Pixellation may be an option, but please discuss this with your Clearcast contact, as the context of what's shown is very important.
Bare bottoms are acceptable but will probably be subject to a mild scheduling restriction. The same applies to revealing clothing or scantily dressed characters.
It's important that any nudity is relevant to the advertised product or service. Be particularly cautious if the nude subject is a baby or child.
Advertising rules for specific sectors
- What are the rules for advertising alcohol?
- There are a number of rules that apply to ads for alcoholic drinks. You can read these in section 19 of the Code.
- What are the rules for advertising products high in fat, sugar or salt?

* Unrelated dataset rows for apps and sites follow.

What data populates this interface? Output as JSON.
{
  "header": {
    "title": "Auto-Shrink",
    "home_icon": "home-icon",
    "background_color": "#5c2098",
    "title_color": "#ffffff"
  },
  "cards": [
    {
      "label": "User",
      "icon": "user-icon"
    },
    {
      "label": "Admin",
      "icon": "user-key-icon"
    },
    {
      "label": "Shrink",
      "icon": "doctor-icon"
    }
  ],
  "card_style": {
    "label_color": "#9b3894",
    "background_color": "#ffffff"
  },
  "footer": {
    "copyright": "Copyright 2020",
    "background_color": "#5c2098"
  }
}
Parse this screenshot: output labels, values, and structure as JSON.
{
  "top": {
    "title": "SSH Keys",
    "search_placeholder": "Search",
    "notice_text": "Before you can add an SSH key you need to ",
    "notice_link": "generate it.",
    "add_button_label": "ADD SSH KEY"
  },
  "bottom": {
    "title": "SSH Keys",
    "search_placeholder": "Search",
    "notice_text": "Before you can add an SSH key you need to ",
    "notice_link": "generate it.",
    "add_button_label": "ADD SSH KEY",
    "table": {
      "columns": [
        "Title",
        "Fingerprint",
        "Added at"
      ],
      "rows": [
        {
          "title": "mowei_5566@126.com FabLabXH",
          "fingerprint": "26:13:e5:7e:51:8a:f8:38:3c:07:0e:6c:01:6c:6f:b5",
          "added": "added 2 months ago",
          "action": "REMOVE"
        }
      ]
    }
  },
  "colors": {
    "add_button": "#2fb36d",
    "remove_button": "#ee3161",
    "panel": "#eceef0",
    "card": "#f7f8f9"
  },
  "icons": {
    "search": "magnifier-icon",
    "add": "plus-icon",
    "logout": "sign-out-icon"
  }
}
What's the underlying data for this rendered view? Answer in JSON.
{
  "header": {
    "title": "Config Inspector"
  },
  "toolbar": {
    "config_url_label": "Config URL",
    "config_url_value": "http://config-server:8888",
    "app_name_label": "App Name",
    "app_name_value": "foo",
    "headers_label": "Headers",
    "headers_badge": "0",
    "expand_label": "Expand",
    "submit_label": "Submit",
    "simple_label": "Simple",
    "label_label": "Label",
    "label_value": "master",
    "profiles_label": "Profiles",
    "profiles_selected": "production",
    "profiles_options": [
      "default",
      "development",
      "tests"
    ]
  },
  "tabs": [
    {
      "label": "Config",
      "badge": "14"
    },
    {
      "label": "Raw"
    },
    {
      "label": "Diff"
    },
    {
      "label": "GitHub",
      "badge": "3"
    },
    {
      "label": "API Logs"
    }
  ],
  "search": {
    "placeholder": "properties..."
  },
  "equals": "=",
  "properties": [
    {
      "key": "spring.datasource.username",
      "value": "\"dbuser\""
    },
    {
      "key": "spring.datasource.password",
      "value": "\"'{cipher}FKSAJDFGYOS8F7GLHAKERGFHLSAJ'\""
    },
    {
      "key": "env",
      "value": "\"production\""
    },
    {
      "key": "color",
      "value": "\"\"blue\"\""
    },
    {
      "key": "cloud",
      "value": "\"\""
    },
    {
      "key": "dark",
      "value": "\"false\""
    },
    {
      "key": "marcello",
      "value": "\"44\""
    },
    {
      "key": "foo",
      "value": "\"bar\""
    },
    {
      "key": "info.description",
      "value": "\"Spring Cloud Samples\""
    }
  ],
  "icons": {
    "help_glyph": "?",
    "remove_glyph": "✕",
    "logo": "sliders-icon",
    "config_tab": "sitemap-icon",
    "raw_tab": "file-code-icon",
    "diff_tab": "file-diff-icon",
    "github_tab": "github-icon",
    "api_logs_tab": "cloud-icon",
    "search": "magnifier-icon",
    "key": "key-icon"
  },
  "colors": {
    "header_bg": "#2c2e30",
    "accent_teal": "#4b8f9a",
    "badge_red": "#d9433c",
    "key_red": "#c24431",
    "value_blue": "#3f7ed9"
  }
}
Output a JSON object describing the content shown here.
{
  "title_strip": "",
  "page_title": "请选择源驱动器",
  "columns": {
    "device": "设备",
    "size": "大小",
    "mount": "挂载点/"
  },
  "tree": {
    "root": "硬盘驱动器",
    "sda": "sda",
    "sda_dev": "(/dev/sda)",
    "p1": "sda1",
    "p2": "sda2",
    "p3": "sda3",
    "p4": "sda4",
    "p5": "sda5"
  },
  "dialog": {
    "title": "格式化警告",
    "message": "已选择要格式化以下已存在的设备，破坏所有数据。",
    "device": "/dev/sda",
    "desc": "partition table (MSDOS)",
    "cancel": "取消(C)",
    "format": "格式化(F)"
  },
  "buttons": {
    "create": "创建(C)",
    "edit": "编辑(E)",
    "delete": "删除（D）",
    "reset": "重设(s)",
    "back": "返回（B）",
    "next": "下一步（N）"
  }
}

- New rules were introduced in 2007 that cover products meeting the Food Standards Agency's definition of being high in fat, sugar or salt (HFSS). Section 13 of the Code contains more information.
- What are the rules for disclaimers on vehicles?
- In addition to following the same rules as any other sector, vehicle ads tend to require additional legal supers:
- If a 'from' price is shown but the vehicle in the ad is not available at this price, you must include a disclaimer stating the name and price of the model shown.
- If you make a claim about fuel consumption or emissions, you must include a disclaimer stating under what circumstances this figure was achieved.
- If the vehicle is not available from all dealers — or has other availability restrictions, you must say so. Similarly, any restrictions on offers like free servicing, warranties and so on must be included.
- If the price stated in an ad is related to a scrappage discount — or any other kind of special deal, you must state this. You must also include any other important conditions relating to the advertised deal.
Please speak to your Clearcast contact if you have any questions about vehicle advertising.
Teleshopping advertising rules
- What is a teleshopping ad?
- Teleshopping is a form of advertising where offers are broadcast directly to the public, with a view to supplying goods or services in return for payment.
Other names for teleshopping include advertorials, infomercials and home shopping.
- What rules apply to teleshopping ads?
- Teleshopping adverts are covered by the same rules as all other ads. For an overview of the rules, see the BCAP Code.
- How do we submit a teleshopping ad to Clearcast?
- Please use our online submissions portal CopyCentral, as with any other ad.
Learn more about teleshopping clearance